Lawmakers on Wednesday enacted a ¥3.32 trillion extra budget for fiscal 2015. The plan aims to bolster the economy through greater social support and a more competitive farming sector.
The supplementary budget for the period through March was approved by the House of Councilors, in which the ruling Liberal Democratic Party and Komeito hold a majority of seats.
The extra budget will extend support for child-rearing, as well as keeping people in work even if they feel compelled to quit their jobs to take care of elderly relatives.
It was endorsed by Prime Minister Shinzo Abe’s Cabinet last month.
The government also aims to improve the international competitiveness of Japanese farmers in the wake of the Trans-Pacific Partnership free trade agreement.
A total of ¥3.50 trillion will be used to fund policy measures, although the actual size of spending under the budget will be ¥3.32 trillion, given the recent trend of lower interest rates that decreases debt-servicing costs for the government.
The extra budget allocates ¥1.16 trillion for enhanced social security, including support for child-rearing and nursing care.
There is a handout for pensioners, a group that benefits less from the prime minister’s stimulus efforts to raise wages.
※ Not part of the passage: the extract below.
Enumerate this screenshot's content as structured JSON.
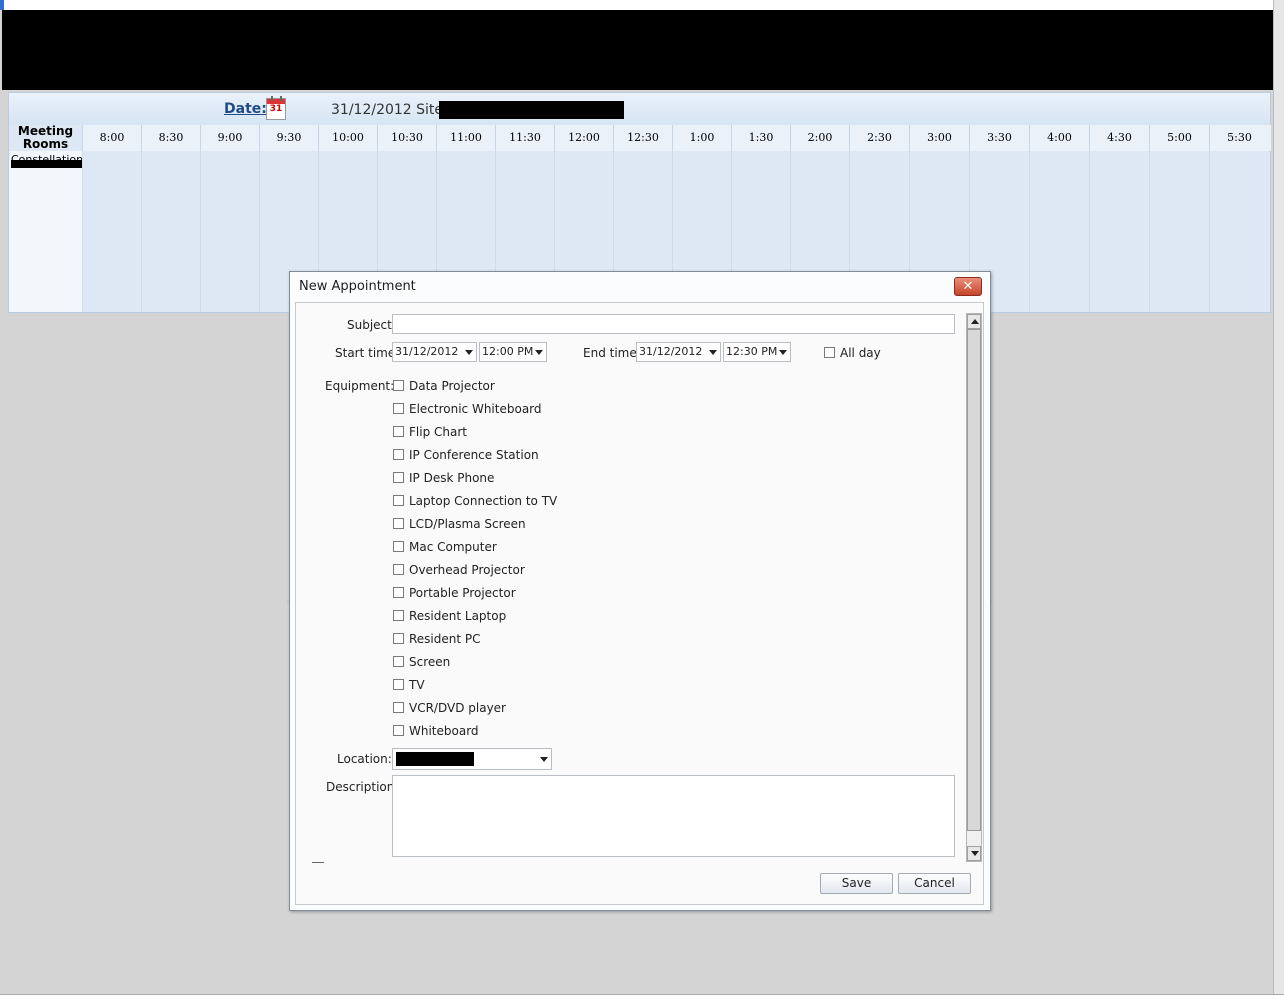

Eleven million people will receive a gratuity of ¥30,000 in June, shortly before the Upper House election in July.
The handout is meant to boost spending, which is seen as key to reviving the world’s third-largest economy.
The opposition Democratic Party of Japan has criticized the payments as cynical politicking.
“It is a pork-barrel measure to win the election using taxpayers’ money,” party leader Katsuya Okada said during a Diet debate.
Abe countered that the payments will be only “a one-time measure.”
The government will allot ¥340.3 billion to help the agricultural sector win foreign investment and also to compete better against cheap imports when the TPP accord comes into effect.
The supplementary budget is intended to help the agricultural industry become more competitive, Abe told an Upper House budget committee session Tuesday. He added, it also aims to “directly link the effects of the TPP to revitalize the economy and regional areas.”
With the budget, the government will also accelerate reconstruction in areas devastated by the March 2011 earthquake and tsunami, and finance counterterrorism measures ahead of a Group of Seven summit in Japan in late May.
The government will not issue debt to fund the extra budget but will instead use tax revenues for the fiscal year, which are expected to top its projection partly due to robust corporate earnings. It will also use unspent funds from the previous year’s budget.
The extra budget will also be used to reduce the new debt issuance planned when the initial budget for the current fiscal year was compiled — in a nod to fiscal discipline.